The case of Salzer v. United States ( supra) is relied upon by the administrator as sustaining the decision of the surrogate herein, to the effect that the father and mother of the decedent are entitled to the whole fund as the next of kin of the deceased soldier, in existence at the time of the death of the soldier's widow, the beneficiary named in the policy. In that case it was said that the proceeds of the policy upon the death of the beneficiary could only be paid to a person who could "trace his claim directly from the insured." That case was decided prior to the amendment of March 4, 1925, which abolished the provision of the act requiring the fund to be distributed to the next of kin of the insured but limited the right to take to certain named relatives. The amendment of March 4, 1925, had the effect of nullifying the decision in the Salzer case from the time the amendment took effect.
Under the said amendment the fund is payable to the estate of the insured. The distribution of the insured's estate is left to the Decedent Estate Law of the State. Nowhere in the act as amended is it provided that the distributees shall be determined as of the date of the death of the beneficiary named in the insurance certificate. Generally there can be no question but what a fund that comes into the estate of a decedent after his death should be added to the estate left by the decedent and distributed according to section 98 of the Decedent Estate Law.

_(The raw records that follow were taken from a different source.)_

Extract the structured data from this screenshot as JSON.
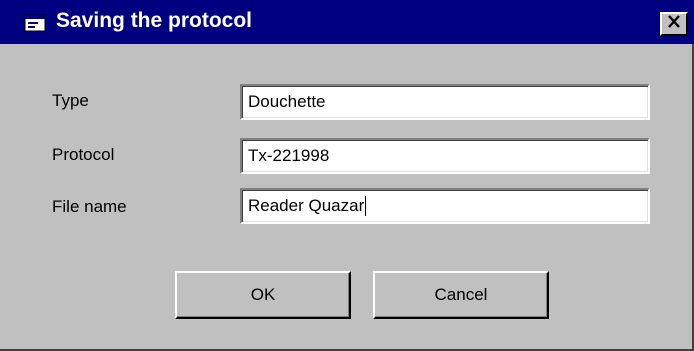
{
  "window": {
    "title": "Saving the protocol",
    "icon": "window-app-icon",
    "close_icon": "close-icon"
  },
  "form": {
    "fields": [
      {
        "label": "Type",
        "value": "Douchette"
      },
      {
        "label": "Protocol",
        "value": "Tx-221998"
      },
      {
        "label": "File name",
        "value": "Reader Quazar"
      }
    ]
  },
  "buttons": {
    "ok_label": "OK",
    "cancel_label": "Cancel"
  },
  "colors": {
    "titlebar": "#000080",
    "face": "#c0c0c0"
  }
}
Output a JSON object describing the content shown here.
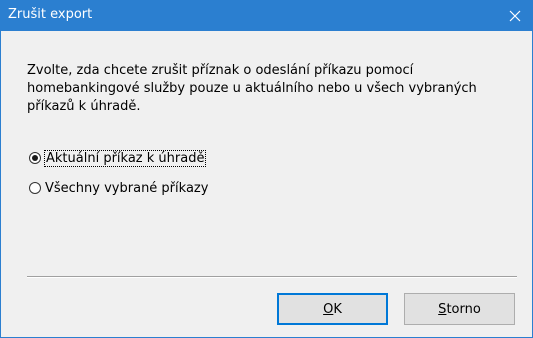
{
  "window": {
    "title": "Zrušit export",
    "close_icon": "close-icon",
    "titlebar_color": "#2b7fd0"
  },
  "message": "Zvolte, zda chcete zrušit příznak o odeslání příkazu pomocí homebankingové služby pouze u aktuálního nebo u všech vybraných příkazů k úhradě.",
  "options": [
    {
      "label": "Aktuální příkaz k úhradě",
      "selected": true
    },
    {
      "label": "Všechny vybrané příkazy",
      "selected": false
    }
  ],
  "buttons": {
    "ok": {
      "mnemonic": "O",
      "rest": "K"
    },
    "cancel": {
      "mnemonic": "S",
      "rest": "torno"
    }
  }
}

The next of kin of a person within the meaning of said section 98 are those persons who were decedent's next of kin at the time of his death. ( Clark v. Cammann, 160 N.Y. 315; Doane v. Mercantile Trust Co., Id. 494.)
The estate of a deceased person comes into existence immediately upon the death of the deceased person, and his next of kin entitled to take his estate as distributees are those who are his next of kin at the time of his death.
In other jurisdictions it has been determined that the distribution of a war insurance fund paid to the estate of a deceased soldier after the death of a beneficiary named in the certificate under the amendment of March 4, 1925, is payable to those who were entitled to take at the date of the death of the deceased soldier. ( Battaglia v. Battaglia, supra; Perrydore v. Hester, supra; Matter of Pivonka, supra; Matter of Deeble v. Tepper, ___ Md. ___; 136 A. 536.)
Our conclusion is that under section 98 of the Decedent Estate Law as it read in 1918 the father of the deceased soldier is entitled to take one-half of the fund as next of kin of the deceased soldier and that Hattie R. Tillner, the mother and sole next of kin of Bessie Storum, the wife of the deceased soldier, is entitled to take the other half.
The surrogate was without authority to allow costs to the contestant under section 278 of the Surrogate's Court Act. ( Matter of Hogarty, 62 App. Div. 79.)
The decree of the Surrogate's Court should be reversed upon the law and the matter remitted to that court to enter a decree in accordance with this opinion.
All concur. Present — HUBBS, P.J., CLARK, CROUCH, TAYLOR and SAWYER, JJ.
Decree reversed on the law and matter remitted to the Surrogate's Court to enter a decree in accordance with the opinion, without costs of this appeal to either party.